## Task to complete
For each line below that contains the string "Thông", copy that line.

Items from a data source

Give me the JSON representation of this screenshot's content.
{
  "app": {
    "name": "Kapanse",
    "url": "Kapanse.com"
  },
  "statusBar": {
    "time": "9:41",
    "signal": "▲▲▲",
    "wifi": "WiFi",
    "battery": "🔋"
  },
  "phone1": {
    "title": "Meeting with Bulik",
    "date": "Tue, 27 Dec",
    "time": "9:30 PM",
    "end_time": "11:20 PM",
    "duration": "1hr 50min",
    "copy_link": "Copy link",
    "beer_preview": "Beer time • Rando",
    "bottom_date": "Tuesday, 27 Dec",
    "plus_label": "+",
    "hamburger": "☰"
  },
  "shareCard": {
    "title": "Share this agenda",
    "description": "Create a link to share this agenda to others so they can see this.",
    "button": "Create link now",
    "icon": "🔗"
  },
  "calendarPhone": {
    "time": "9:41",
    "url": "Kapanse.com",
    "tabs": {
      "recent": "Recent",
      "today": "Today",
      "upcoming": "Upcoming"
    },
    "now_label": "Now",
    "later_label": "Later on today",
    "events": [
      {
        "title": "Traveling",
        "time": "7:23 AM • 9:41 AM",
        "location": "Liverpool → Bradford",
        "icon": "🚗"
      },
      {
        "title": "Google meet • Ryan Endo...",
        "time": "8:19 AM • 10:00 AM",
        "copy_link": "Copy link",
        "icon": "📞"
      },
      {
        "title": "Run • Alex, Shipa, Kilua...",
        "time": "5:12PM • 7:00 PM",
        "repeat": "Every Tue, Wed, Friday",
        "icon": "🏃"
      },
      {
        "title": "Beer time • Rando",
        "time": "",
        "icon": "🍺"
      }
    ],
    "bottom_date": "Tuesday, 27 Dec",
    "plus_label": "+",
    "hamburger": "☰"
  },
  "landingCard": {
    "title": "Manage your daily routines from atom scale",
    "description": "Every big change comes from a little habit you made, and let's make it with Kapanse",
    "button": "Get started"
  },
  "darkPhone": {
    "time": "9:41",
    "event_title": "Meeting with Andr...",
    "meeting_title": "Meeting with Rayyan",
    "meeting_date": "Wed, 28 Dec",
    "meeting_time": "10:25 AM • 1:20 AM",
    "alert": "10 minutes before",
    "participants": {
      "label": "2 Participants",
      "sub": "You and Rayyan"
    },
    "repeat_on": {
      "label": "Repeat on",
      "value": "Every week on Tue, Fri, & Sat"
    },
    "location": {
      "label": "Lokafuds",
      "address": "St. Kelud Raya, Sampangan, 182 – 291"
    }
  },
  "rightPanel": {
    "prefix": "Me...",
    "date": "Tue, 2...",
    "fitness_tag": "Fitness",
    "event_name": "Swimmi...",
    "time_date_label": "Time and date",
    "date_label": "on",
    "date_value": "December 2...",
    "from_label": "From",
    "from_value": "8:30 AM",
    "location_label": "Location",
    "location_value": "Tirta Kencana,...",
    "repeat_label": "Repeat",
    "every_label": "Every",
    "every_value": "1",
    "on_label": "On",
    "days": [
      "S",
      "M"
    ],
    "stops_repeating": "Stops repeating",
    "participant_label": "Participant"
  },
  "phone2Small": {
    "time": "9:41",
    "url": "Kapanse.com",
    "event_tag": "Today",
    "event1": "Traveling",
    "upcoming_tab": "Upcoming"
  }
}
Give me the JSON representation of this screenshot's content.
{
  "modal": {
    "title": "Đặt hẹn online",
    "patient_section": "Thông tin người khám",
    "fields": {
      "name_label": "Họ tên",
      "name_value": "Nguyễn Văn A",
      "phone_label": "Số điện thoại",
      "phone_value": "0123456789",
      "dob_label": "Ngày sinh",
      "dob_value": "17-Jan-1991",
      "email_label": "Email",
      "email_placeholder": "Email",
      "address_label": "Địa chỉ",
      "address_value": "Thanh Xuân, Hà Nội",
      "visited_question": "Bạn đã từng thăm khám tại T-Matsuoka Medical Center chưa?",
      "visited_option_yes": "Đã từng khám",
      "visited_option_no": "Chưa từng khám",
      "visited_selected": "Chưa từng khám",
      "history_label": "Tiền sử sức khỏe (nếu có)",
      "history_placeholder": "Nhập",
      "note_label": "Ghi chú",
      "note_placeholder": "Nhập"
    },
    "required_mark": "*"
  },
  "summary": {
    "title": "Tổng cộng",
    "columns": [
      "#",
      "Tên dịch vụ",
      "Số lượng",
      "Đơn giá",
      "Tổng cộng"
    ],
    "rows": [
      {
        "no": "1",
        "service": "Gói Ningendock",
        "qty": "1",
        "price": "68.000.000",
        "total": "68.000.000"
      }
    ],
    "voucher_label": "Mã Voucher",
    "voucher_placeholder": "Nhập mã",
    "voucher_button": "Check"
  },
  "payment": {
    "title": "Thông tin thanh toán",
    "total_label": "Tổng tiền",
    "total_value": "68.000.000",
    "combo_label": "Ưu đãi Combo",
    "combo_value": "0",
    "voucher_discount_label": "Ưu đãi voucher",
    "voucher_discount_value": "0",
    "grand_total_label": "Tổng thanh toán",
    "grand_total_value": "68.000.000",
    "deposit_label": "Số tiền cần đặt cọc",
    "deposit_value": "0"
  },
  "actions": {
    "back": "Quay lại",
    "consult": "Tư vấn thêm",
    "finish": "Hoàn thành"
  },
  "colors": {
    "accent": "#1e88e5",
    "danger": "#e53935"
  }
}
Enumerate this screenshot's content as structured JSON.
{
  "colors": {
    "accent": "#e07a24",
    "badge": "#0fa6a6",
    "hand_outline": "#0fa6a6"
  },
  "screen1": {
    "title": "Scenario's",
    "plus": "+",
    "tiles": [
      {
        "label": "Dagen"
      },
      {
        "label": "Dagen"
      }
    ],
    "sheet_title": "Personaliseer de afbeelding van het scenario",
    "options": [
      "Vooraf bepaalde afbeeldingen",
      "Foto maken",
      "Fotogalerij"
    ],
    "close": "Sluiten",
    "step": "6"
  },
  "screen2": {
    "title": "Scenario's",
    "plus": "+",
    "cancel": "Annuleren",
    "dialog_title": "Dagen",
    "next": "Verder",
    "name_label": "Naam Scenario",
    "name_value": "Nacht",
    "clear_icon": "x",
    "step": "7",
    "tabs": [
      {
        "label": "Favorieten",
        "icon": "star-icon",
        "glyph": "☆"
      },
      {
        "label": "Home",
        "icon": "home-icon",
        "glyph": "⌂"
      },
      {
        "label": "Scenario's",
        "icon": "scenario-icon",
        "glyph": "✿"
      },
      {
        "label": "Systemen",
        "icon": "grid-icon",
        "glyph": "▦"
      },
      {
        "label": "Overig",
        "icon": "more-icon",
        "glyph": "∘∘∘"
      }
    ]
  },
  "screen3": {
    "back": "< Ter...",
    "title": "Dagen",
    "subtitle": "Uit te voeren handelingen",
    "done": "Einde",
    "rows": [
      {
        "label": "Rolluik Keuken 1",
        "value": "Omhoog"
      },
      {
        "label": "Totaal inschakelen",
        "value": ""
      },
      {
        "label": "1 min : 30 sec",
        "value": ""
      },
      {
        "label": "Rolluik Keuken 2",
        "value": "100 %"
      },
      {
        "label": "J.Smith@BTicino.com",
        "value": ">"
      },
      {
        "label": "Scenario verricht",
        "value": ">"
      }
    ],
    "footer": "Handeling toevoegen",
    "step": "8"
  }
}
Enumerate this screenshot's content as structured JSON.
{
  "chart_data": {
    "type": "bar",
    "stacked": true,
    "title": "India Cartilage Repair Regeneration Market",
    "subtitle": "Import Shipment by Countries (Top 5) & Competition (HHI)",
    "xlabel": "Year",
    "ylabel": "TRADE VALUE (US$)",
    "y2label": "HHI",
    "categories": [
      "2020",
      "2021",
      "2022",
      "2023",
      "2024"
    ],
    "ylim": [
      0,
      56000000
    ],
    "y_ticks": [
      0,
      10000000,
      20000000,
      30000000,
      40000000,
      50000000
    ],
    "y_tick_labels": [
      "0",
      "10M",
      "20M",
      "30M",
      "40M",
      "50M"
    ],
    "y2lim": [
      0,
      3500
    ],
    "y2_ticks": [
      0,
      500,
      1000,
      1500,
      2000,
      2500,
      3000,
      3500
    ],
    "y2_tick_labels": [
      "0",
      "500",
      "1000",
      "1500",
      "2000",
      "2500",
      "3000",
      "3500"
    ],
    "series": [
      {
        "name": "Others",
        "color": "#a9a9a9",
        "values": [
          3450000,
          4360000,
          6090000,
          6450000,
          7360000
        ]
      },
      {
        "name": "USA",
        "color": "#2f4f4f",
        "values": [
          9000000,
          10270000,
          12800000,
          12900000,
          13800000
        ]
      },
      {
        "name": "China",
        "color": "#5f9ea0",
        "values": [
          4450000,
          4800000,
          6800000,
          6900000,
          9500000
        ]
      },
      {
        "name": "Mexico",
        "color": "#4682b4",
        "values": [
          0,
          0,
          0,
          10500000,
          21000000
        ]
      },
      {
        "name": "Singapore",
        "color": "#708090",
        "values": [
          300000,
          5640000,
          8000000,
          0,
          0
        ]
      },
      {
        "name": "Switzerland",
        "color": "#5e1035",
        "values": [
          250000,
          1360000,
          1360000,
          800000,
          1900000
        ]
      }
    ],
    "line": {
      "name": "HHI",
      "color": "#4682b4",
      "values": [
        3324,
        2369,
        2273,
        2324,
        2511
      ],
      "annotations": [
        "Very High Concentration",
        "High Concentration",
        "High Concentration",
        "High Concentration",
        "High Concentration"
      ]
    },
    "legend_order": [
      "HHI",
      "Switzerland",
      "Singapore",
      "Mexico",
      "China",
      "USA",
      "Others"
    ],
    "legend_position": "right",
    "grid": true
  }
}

## Solution to this exercise
    "patient_section": "Thông tin người khám",
    "title": "Thông tin thanh toán",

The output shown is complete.